when you’re just about done with the recipe and everything is nice and hot, for every 8 ounces of grass-fed butter you would add 55 g of pure stearic acid to the pot and dissolve it with the rest. You can now use your stearic acid enhanced ghee for everything you would usually use ghee or butter for. If this is too much for you, you can also just throw about 5 g of stearic acid into your bulletproof coffee in the morning, provided you are using about 20 g of butter. (Aiming for that same 27% stearic acid content) Or sprinkle it into your pan when you’re cooking, and let it dissolve right in. If you’re curious where to buy purified stearic acid, it does exist on Amazon, however, buyer beware! Most sellers don’t list the purity of the product and is not unusual to be 60% or less. This is not a risk that we can take. So, for now it is best to buy it from reputable chemical suppliers that list the purity of the product. If it says 100%, its not true. Anything above 90% is acceptable if it is food grade.
One example would the product from the company carl roth. Link below.
it’s 98% pure and from a reputable company. There is no affiliation.
But, I hear you saying: Felix, I’m not starting to eat pellets from a chemical company on a regular basis! Really? Isn’t that pretty much what a supplement is?
If you’re still not convinced, I hear you.
So what are some other steps we could be taking to increase our intake of stearic acid? We could be adding chunks of cocoa butter to our bulletproof coffee, which i am doing at this very moment. Roughly a 1:1 mixture of butter and cocoa butter will give you about 22% stearic acid which is not bad. We could buy suet, which is kidney fat, from grass fed cows and render it at home to use in cooking. Just put it into a bowl in the oven on a low temperature for a long time. This stuff has a whopping 25-30% Stearic acid content and can be had pretty cheaply if you are in good contact with the farmer. Do you think it might be a good idea to consume parts of a healthy kidney if you want a healthy kidney? ?
Other tallow from beef will still give you around 20% stearic acid.
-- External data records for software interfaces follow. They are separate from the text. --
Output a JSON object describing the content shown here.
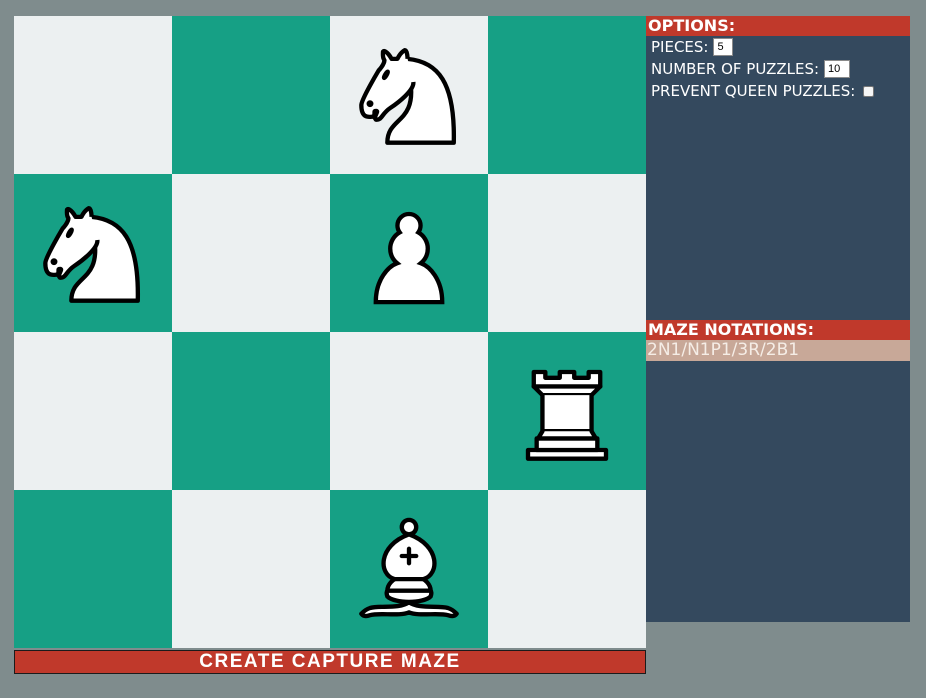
{
  "colors": {
    "background": "#7f8c8d",
    "light_square": "#ecf0f1",
    "dark_square": "#16a085",
    "accent": "#c0392b",
    "panel": "#34495e",
    "notation_bg": "#c8a898"
  },
  "board": {
    "rows": [
      [
        {
          "color": "light",
          "piece": null
        },
        {
          "color": "dark",
          "piece": null
        },
        {
          "color": "light",
          "piece": "knight-icon"
        },
        {
          "color": "dark",
          "piece": null
        }
      ],
      [
        {
          "color": "dark",
          "piece": "knight-icon"
        },
        {
          "color": "light",
          "piece": null
        },
        {
          "color": "dark",
          "piece": "pawn-icon"
        },
        {
          "color": "light",
          "piece": null
        }
      ],
      [
        {
          "color": "light",
          "piece": null
        },
        {
          "color": "dark",
          "piece": null
        },
        {
          "color": "light",
          "piece": null
        },
        {
          "color": "dark",
          "piece": "rook-icon"
        }
      ],
      [
        {
          "color": "dark",
          "piece": null
        },
        {
          "color": "light",
          "piece": null
        },
        {
          "color": "dark",
          "piece": "bishop-icon"
        },
        {
          "color": "light",
          "piece": null
        }
      ]
    ]
  },
  "create_button": {
    "label": "CREATE CAPTURE MAZE"
  },
  "options": {
    "header": "OPTIONS:",
    "pieces_label": "PIECES:",
    "pieces_value": "5",
    "puzzles_label": "NUMBER OF PUZZLES:",
    "puzzles_value": "10",
    "prevent_queen_label": "PREVENT QUEEN PUZZLES:",
    "prevent_queen_checked": false
  },
  "maze": {
    "header": "MAZE NOTATIONS:",
    "notation": "2N1/N1P1/3R/2B1"
  }
}
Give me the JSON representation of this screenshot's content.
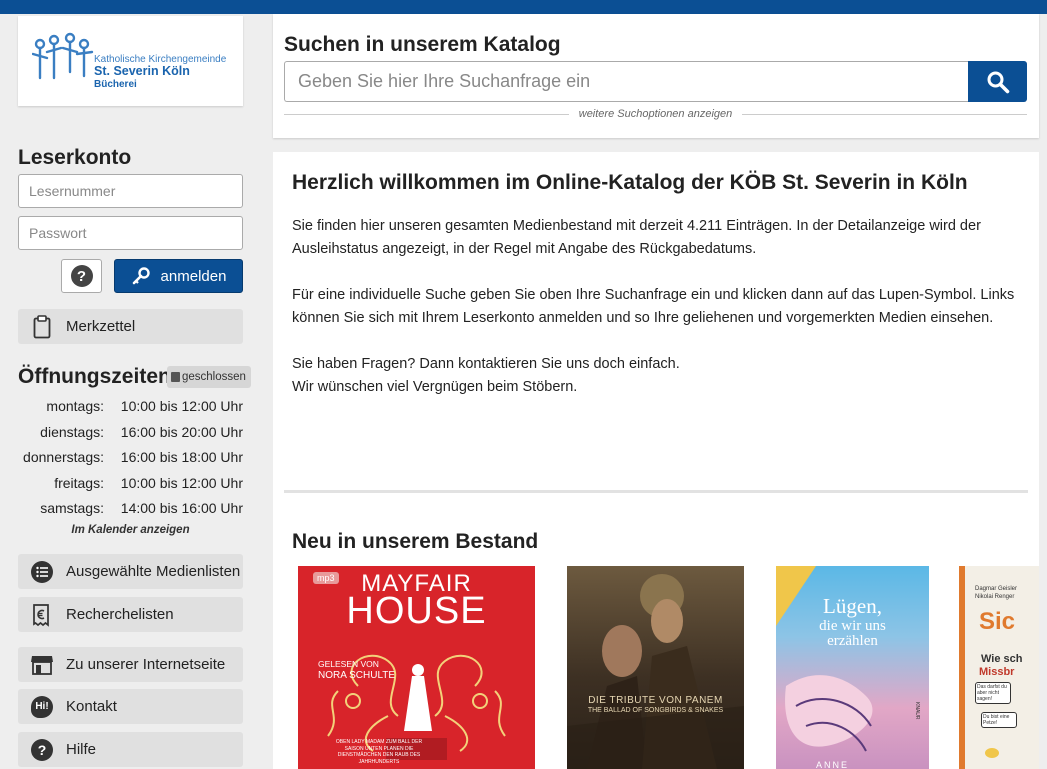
{
  "logo": {
    "line1": "Katholische Kirchengemeinde",
    "line2": "St. Severin Köln",
    "line3": "Bücherei"
  },
  "account": {
    "heading": "Leserkonto",
    "reader_number_placeholder": "Lesernummer",
    "password_placeholder": "Passwort",
    "help_label": "?",
    "login_label": "anmelden"
  },
  "sidebar": {
    "notepad_label": "Merkzettel",
    "links": [
      {
        "label": "Ausgewählte Medienlisten",
        "icon": "list-icon"
      },
      {
        "label": "Recherchelisten",
        "icon": "euro-receipt-icon"
      },
      {
        "label": "Zu unserer Internetseite",
        "icon": "shop-icon"
      },
      {
        "label": "Kontakt",
        "icon": "chat-hi-icon"
      },
      {
        "label": "Hilfe",
        "icon": "help-icon"
      }
    ],
    "kontakt_badge": "Hi!",
    "help_glyph": "?"
  },
  "opening_hours": {
    "heading": "Öffnungszeiten",
    "status_badge": "geschlossen",
    "rows": [
      {
        "day": "montags:",
        "time": "10:00 bis 12:00 Uhr"
      },
      {
        "day": "dienstags:",
        "time": "16:00 bis 20:00 Uhr"
      },
      {
        "day": "donnerstags:",
        "time": "16:00 bis 18:00 Uhr"
      },
      {
        "day": "freitags:",
        "time": "10:00 bis 12:00 Uhr"
      },
      {
        "day": "samstags:",
        "time": "14:00 bis 16:00 Uhr"
      }
    ],
    "calendar_link": "Im Kalender anzeigen"
  },
  "search": {
    "title": "Suchen in unserem Katalog",
    "placeholder": "Geben Sie hier Ihre Suchanfrage ein",
    "more_options": "weitere Suchoptionen anzeigen"
  },
  "main": {
    "title": "Herzlich willkommen im Online-Katalog der KÖB St. Severin in Köln",
    "paragraphs": [
      "Sie finden hier unseren gesamten Medienbestand mit derzeit 4.211 Einträgen. In der Detailanzeige wird der Ausleihstatus angezeigt, in der Regel mit Angabe des Rückgabedatums.",
      "Für eine individuelle Suche geben Sie oben Ihre Suchanfrage ein und klicken dann auf das Lupen-Symbol. Links können Sie sich mit Ihrem Leserkonto anmelden und so Ihre geliehenen und vorgemerkten Medien einsehen.",
      "Sie haben Fragen? Dann kontaktieren Sie uns doch einfach.\nWir wünschen viel Vergnügen beim Stöbern."
    ],
    "new_heading": "Neu in unserem Bestand"
  },
  "covers": [
    {
      "badge": "mp3",
      "title1": "MAYFAIR",
      "title2": "HOUSE",
      "reader1": "GELESEN VON",
      "reader2": "NORA SCHULTE",
      "tagline": "OBEN LADY MADAM ZUM BALL DER SAISON UNTEN PLANEN DIE DIENSTMÄDCHEN DEN RAUB DES JAHRHUNDERTS"
    },
    {
      "title1": "DIE TRIBUTE VON PANEM",
      "title2": "THE BALLAD OF SONGBIRDS & SNAKES"
    },
    {
      "title1": "Lügen,",
      "title2": "die wir uns",
      "title3": "erzählen",
      "publisher": "KNAUR",
      "author": "ANNE"
    },
    {
      "author1": "Dagmar Geisler",
      "author2": "Nikolai Renger",
      "title1": "Sic",
      "title2": "Wie sch",
      "title3": "Missbr",
      "bubble1": "Das darfst du aber nicht sagen!",
      "bubble2": "Du bist eine Petze!"
    }
  ],
  "colors": {
    "brand_blue": "#0b4f94",
    "cover1_red": "#d8242a"
  }
}
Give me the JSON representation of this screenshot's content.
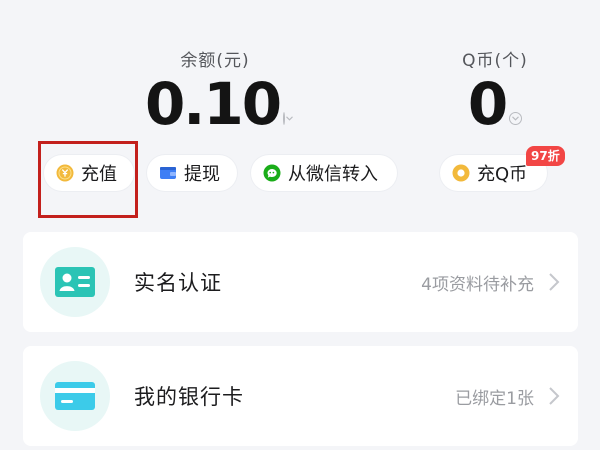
{
  "balance": {
    "label": "余额(元)",
    "amount": "0.10"
  },
  "qcoin": {
    "label": "Q币(个)",
    "amount": "0"
  },
  "actions": {
    "topup_label": "充值",
    "withdraw_label": "提现",
    "wechat_transfer_label": "从微信转入",
    "qcoin_topup_label": "充Q币",
    "qcoin_discount_badge": "97折"
  },
  "icons": {
    "topup": "coin-icon",
    "withdraw": "wallet-icon",
    "wechat_transfer": "wechat-icon",
    "qcoin_topup": "coin-icon",
    "identity": "id-card-icon",
    "bank": "bank-card-icon",
    "chevron": "chevron-right-icon"
  },
  "colors": {
    "coin": "#f2b93b",
    "wallet": "#3d7ef5",
    "wechat": "#1aad19",
    "accent_teal": "#2bc4b5",
    "badge_red": "#f24645",
    "highlight_red": "#c3201c"
  },
  "list": {
    "identity": {
      "title": "实名认证",
      "status": "4项资料待补充"
    },
    "bank_card": {
      "title": "我的银行卡",
      "status": "已绑定1张"
    }
  }
}
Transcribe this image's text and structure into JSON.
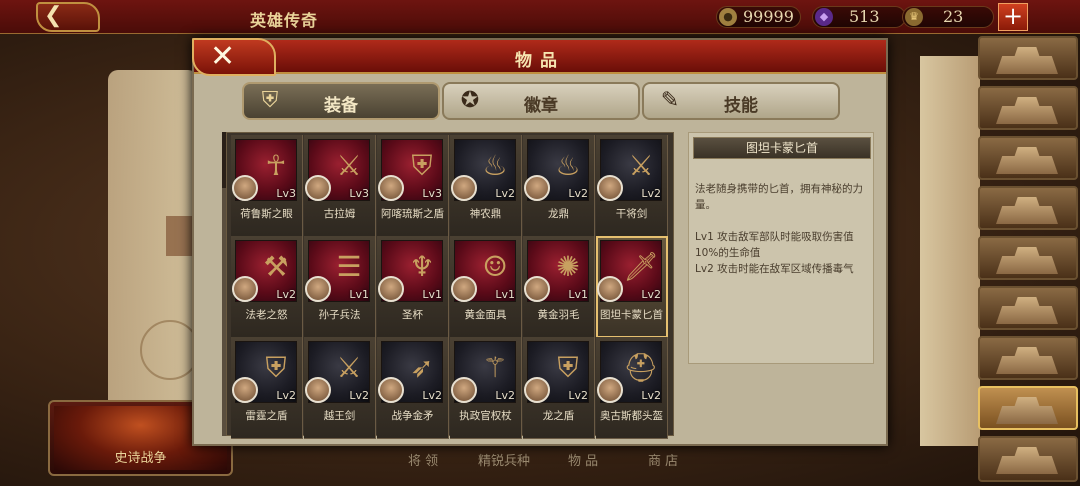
{
  "topbar": {
    "back_icon": "back-arrow-icon",
    "title": "英雄传奇",
    "coins": "99999",
    "gems": "513",
    "crowns": "23",
    "plus_label": "+"
  },
  "dialog": {
    "title": "物品",
    "close_label": "✕",
    "tabs": [
      {
        "label": "装备",
        "icon": "armor-icon",
        "active": true
      },
      {
        "label": "徽章",
        "icon": "badge-icon",
        "active": false
      },
      {
        "label": "技能",
        "icon": "scroll-icon",
        "active": false
      }
    ],
    "items": [
      {
        "name": "荷鲁斯之眼",
        "lv": "Lv3",
        "glyph": "☥"
      },
      {
        "name": "古拉姆",
        "lv": "Lv3",
        "glyph": "⚔"
      },
      {
        "name": "阿喀琉斯之盾",
        "lv": "Lv3",
        "glyph": "⛨"
      },
      {
        "name": "神农鼎",
        "lv": "Lv2",
        "glyph": "♨"
      },
      {
        "name": "龙鼎",
        "lv": "Lv2",
        "glyph": "♨"
      },
      {
        "name": "干将剑",
        "lv": "Lv2",
        "glyph": "⚔"
      },
      {
        "name": "法老之怒",
        "lv": "Lv2",
        "glyph": "⚒"
      },
      {
        "name": "孙子兵法",
        "lv": "Lv1",
        "glyph": "☰"
      },
      {
        "name": "圣杯",
        "lv": "Lv1",
        "glyph": "♆"
      },
      {
        "name": "黄金面具",
        "lv": "Lv1",
        "glyph": "☺"
      },
      {
        "name": "黄金羽毛",
        "lv": "Lv1",
        "glyph": "✺"
      },
      {
        "name": "图坦卡蒙匕首",
        "lv": "Lv2",
        "glyph": "🗡"
      },
      {
        "name": "雷霆之盾",
        "lv": "Lv2",
        "glyph": "⛨"
      },
      {
        "name": "越王剑",
        "lv": "Lv2",
        "glyph": "⚔"
      },
      {
        "name": "战争金矛",
        "lv": "Lv2",
        "glyph": "➶"
      },
      {
        "name": "执政官权杖",
        "lv": "Lv2",
        "glyph": "⚚"
      },
      {
        "name": "龙之盾",
        "lv": "Lv2",
        "glyph": "⛨"
      },
      {
        "name": "奥古斯都头盔",
        "lv": "Lv2",
        "glyph": "⛑"
      }
    ],
    "selected_index": 11,
    "detail": {
      "title": "图坦卡蒙匕首",
      "description": "法老随身携带的匕首，拥有神秘的力量。",
      "lv1": "Lv1  攻击敌军部队时能吸取伤害值10%的生命值",
      "lv2": "Lv2  攻击时能在敌军区域传播毒气"
    }
  },
  "background": {
    "epic_label": "史诗战争",
    "bottom_nav": [
      "将 领",
      "精锐兵种",
      "物 品",
      "商 店"
    ]
  },
  "colors": {
    "accent_red": "#8a1a10",
    "gold": "#e0b060",
    "parchment": "#beb49a"
  }
}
We could also limit our intake of Linoleic acid, which displaces stearic acid in our fat cells and gives those fat cells the signal to grow. I havent found any research on this in connection to PKD, but any growing signals should be avoided wherever possible if you ask me, especially when its unhealthy growth like tumors, cysts – or fat cells. We dont want any of these to grow, do we? So check your cronometer the next time you make a meal and see how much linoleic vs stearic acid you just consumed. The less linoleic and the more stearic, the better. As a rough guideline you can look at beef tallow, which is under 3% linoleic acid and around 20% stearic acid, which gives a ratio of about 1:7 linoleic to stearic acid.
If you want to learn even more about stearic acid and its benefits, I can highly recommend this short podcast:
I for one am ordering a kilogram of the 98% stearic acid and will start to add this to my coffee and foods for the near future. I will also take some suet in my next grass fed beef order. I will be very interested to see if there are immediate weight loss effects or even long-term effects on energy or cyst growth. However, since I’m combining so many strategies it’s never possible to tell which one worked, but the most important thing is progress by whatever means necessary.
I hope I could motivate you today to try something new and keep reversing PKD.
Stearic Acid at Carlroth: https://www.carlroth.com/en/en/stearic-acid/p/9459.1